[Information provided]:
—————
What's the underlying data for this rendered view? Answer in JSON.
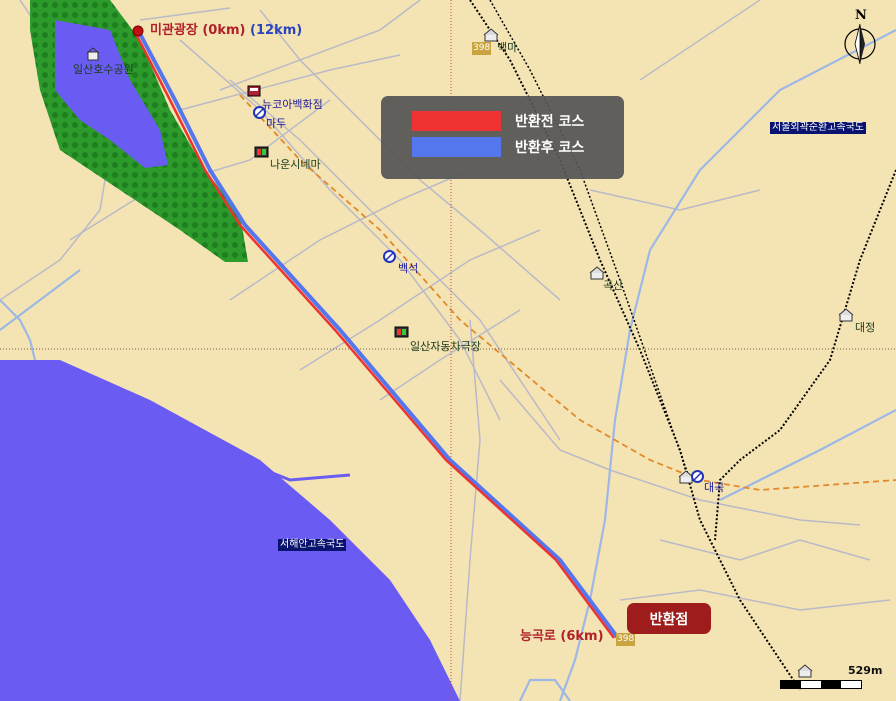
{
  "colors": {
    "route_before": "#ee3333",
    "route_after": "#5577ee",
    "water": "#6a5cf2",
    "park": "#2c9b2c",
    "land": "#f5e4b3",
    "road": "#b8b8d0"
  },
  "legend": {
    "before_label": "반환전 코스",
    "after_label": "반환후 코스"
  },
  "route": {
    "start_label": "미관광장 (0km)",
    "start_label_extra": "(12km)",
    "end_label": "능곡로 (6km)",
    "turnaround_label": "반환점"
  },
  "places": {
    "park": "일산호수공원",
    "newcore": "뉴코아백화점",
    "madu": "마두",
    "cinema": "나운시네마",
    "baekseok_station": "백석",
    "baekma": "백마",
    "gogsan": "곡산",
    "daegok": "대곡",
    "daejeong": "대정",
    "theater": "일산자동차극장"
  },
  "highways": {
    "seoul_ring": "서울외곽순환고속국도",
    "west_coast": "서해안고속국도"
  },
  "road_numbers": {
    "r1": "398",
    "r2": "398"
  },
  "compass_label": "N",
  "scale_label": "529m"
}
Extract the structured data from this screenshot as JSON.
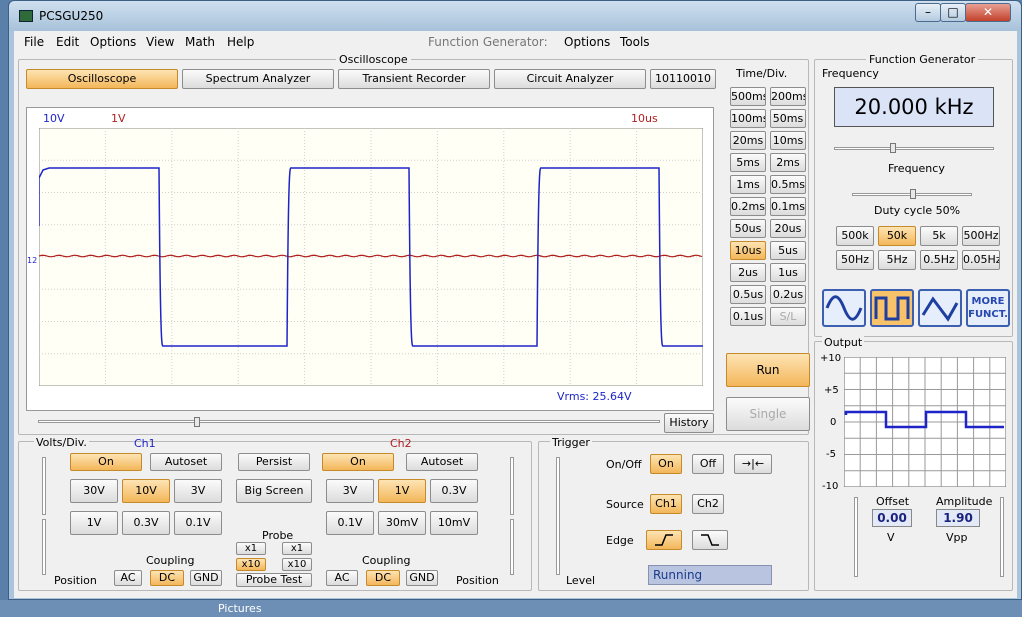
{
  "window": {
    "title": "PCSGU250",
    "min": "–",
    "max": "□",
    "close": "✕"
  },
  "menu": {
    "file": "File",
    "edit": "Edit",
    "options": "Options",
    "view": "View",
    "math": "Math",
    "help": "Help",
    "fg_label": "Function Generator:",
    "fg_options": "Options",
    "fg_tools": "Tools"
  },
  "osc": {
    "group_title": "Oscilloscope",
    "tabs": [
      "Oscilloscope",
      "Spectrum Analyzer",
      "Transient Recorder",
      "Circuit Analyzer",
      "10110010"
    ],
    "ch1_scale": "10V",
    "ch2_scale": "1V",
    "time_scale": "10us",
    "marker": "12",
    "vrms": "Vrms: 25.64V",
    "history": "History",
    "colors": {
      "ch1": "#1e24c8",
      "ch2": "#b01e1e",
      "grid": "#cfcfcf",
      "screen_bg": "#fffff6"
    }
  },
  "timediv": {
    "title": "Time/Div.",
    "items": [
      "500ms",
      "200ms",
      "100ms",
      "50ms",
      "20ms",
      "10ms",
      "5ms",
      "2ms",
      "1ms",
      "0.5ms",
      "0.2ms",
      "0.1ms",
      "50us",
      "20us",
      "10us",
      "5us",
      "2us",
      "1us",
      "0.5us",
      "0.2us",
      "0.1us",
      "S/L"
    ],
    "selected": "10us",
    "disabled": "S/L"
  },
  "run": "Run",
  "single": "Single",
  "volts": {
    "title": "Volts/Div.",
    "ch1": "Ch1",
    "ch2": "Ch2",
    "ch1_on": "On",
    "ch1_autoset": "Autoset",
    "persist": "Persist",
    "ch2_on": "On",
    "ch2_autoset": "Autoset",
    "ch1_row1": [
      "30V",
      "10V",
      "3V"
    ],
    "ch1_row2": [
      "1V",
      "0.3V",
      "0.1V"
    ],
    "big_screen": "Big Screen",
    "ch2_row1": [
      "3V",
      "1V",
      "0.3V"
    ],
    "ch2_row2": [
      "0.1V",
      "30mV",
      "10mV"
    ],
    "ch1_selected": "10V",
    "ch2_selected": "1V",
    "probe": "Probe",
    "x1a": "x1",
    "x1b": "x1",
    "x10a": "x10",
    "x10b": "x10",
    "probe_test": "Probe Test",
    "coupling": "Coupling",
    "position": "Position",
    "ac": "AC",
    "dc": "DC",
    "gnd": "GND"
  },
  "trigger": {
    "title": "Trigger",
    "onoff": "On/Off",
    "on": "On",
    "off": "Off",
    "center": "→|←",
    "source": "Source",
    "ch1": "Ch1",
    "ch2": "Ch2",
    "edge": "Edge",
    "level": "Level",
    "status": "Running"
  },
  "fg": {
    "title": "Function Generator",
    "freq_group": "Frequency",
    "freq_value": "20.000 kHz",
    "freq_label": "Frequency",
    "duty": "Duty cycle 50%",
    "ranges": [
      "500k",
      "50k",
      "5k",
      "500Hz",
      "50Hz",
      "5Hz",
      "0.5Hz",
      "0.05Hz"
    ],
    "range_selected": "50k",
    "more": "MORE FUNCT.",
    "output": "Output",
    "yticks": [
      "+10",
      "+5",
      "0",
      "-5",
      "-10"
    ],
    "offset_label": "Offset",
    "offset_value": "0.00",
    "offset_unit": "V",
    "amp_label": "Amplitude",
    "amp_value": "1.90",
    "amp_unit": "Vpp"
  },
  "desktop": {
    "pictures": "Pictures"
  }
}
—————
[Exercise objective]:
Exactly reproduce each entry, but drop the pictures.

[Problem solution]:
What's the underlying data for this rendered view? Answer in JSON.
{
  "colors": {
    "route_before": "#ee3333",
    "route_after": "#5577ee",
    "water": "#6a5cf2",
    "park": "#2c9b2c",
    "land": "#f5e4b3",
    "road": "#b8b8d0"
  },
  "legend": {
    "before_label": "반환전 코스",
    "after_label": "반환후 코스"
  },
  "route": {
    "start_label": "미관광장 (0km)",
    "start_label_extra": "(12km)",
    "end_label": "능곡로 (6km)",
    "turnaround_label": "반환점"
  },
  "places": {
    "park": "일산호수공원",
    "newcore": "뉴코아백화점",
    "madu": "마두",
    "cinema": "나운시네마",
    "baekseok_station": "백석",
    "baekma": "백마",
    "gogsan": "곡산",
    "daegok": "대곡",
    "daejeong": "대정",
    "theater": "일산자동차극장"
  },
  "highways": {
    "seoul_ring": "서울외곽순환고속국도",
    "west_coast": "서해안고속국도"
  },
  "road_numbers": {
    "r1": "398",
    "r2": "398"
  },
  "compass_label": "N",
  "scale_label": "529m"
}
Extract the structured data from this screenshot as JSON.
{
  "window": {
    "title": "PCSGU250",
    "min": "–",
    "max": "□",
    "close": "✕"
  },
  "menu": {
    "file": "File",
    "edit": "Edit",
    "options": "Options",
    "view": "View",
    "math": "Math",
    "help": "Help",
    "fg_label": "Function Generator:",
    "fg_options": "Options",
    "fg_tools": "Tools"
  },
  "osc": {
    "group_title": "Oscilloscope",
    "tabs": [
      "Oscilloscope",
      "Spectrum Analyzer",
      "Transient Recorder",
      "Circuit Analyzer",
      "10110010"
    ],
    "ch1_scale": "10V",
    "ch2_scale": "1V",
    "time_scale": "10us",
    "marker": "12",
    "vrms": "Vrms: 25.64V",
    "history": "History",
    "colors": {
      "ch1": "#1e24c8",
      "ch2": "#b01e1e",
      "grid": "#cfcfcf",
      "screen_bg": "#fffff6"
    }
  },
  "timediv": {
    "title": "Time/Div.",
    "items": [
      "500ms",
      "200ms",
      "100ms",
      "50ms",
      "20ms",
      "10ms",
      "5ms",
      "2ms",
      "1ms",
      "0.5ms",
      "0.2ms",
      "0.1ms",
      "50us",
      "20us",
      "10us",
      "5us",
      "2us",
      "1us",
      "0.5us",
      "0.2us",
      "0.1us",
      "S/L"
    ],
    "selected": "10us",
    "disabled": "S/L"
  },
  "run": "Run",
  "single": "Single",
  "volts": {
    "title": "Volts/Div.",
    "ch1": "Ch1",
    "ch2": "Ch2",
    "ch1_on": "On",
    "ch1_autoset": "Autoset",
    "persist": "Persist",
    "ch2_on": "On",
    "ch2_autoset": "Autoset",
    "ch1_row1": [
      "30V",
      "10V",
      "3V"
    ],
    "ch1_row2": [
      "1V",
      "0.3V",
      "0.1V"
    ],
    "big_screen": "Big Screen",
    "ch2_row1": [
      "3V",
      "1V",
      "0.3V"
    ],
    "ch2_row2": [
      "0.1V",
      "30mV",
      "10mV"
    ],
    "ch1_selected": "10V",
    "ch2_selected": "1V",
    "probe": "Probe",
    "x1a": "x1",
    "x1b": "x1",
    "x10a": "x10",
    "x10b": "x10",
    "probe_test": "Probe Test",
    "coupling": "Coupling",
    "position": "Position",
    "ac": "AC",
    "dc": "DC",
    "gnd": "GND"
  },
  "trigger": {
    "title": "Trigger",
    "onoff": "On/Off",
    "on": "On",
    "off": "Off",
    "center": "→|←",
    "source": "Source",
    "ch1": "Ch1",
    "ch2": "Ch2",
    "edge": "Edge",
    "level": "Level",
    "status": "Running"
  },
  "fg": {
    "title": "Function Generator",
    "freq_group": "Frequency",
    "freq_value": "20.000 kHz",
    "freq_label": "Frequency",
    "duty": "Duty cycle 50%",
    "ranges": [
      "500k",
      "50k",
      "5k",
      "500Hz",
      "50Hz",
      "5Hz",
      "0.5Hz",
      "0.05Hz"
    ],
    "range_selected": "50k",
    "more": "MORE FUNCT.",
    "output": "Output",
    "yticks": [
      "+10",
      "+5",
      "0",
      "-5",
      "-10"
    ],
    "offset_label": "Offset",
    "offset_value": "0.00",
    "offset_unit": "V",
    "amp_label": "Amplitude",
    "amp_value": "1.90",
    "amp_unit": "Vpp"
  },
  "desktop": {
    "pictures": "Pictures"
  }
}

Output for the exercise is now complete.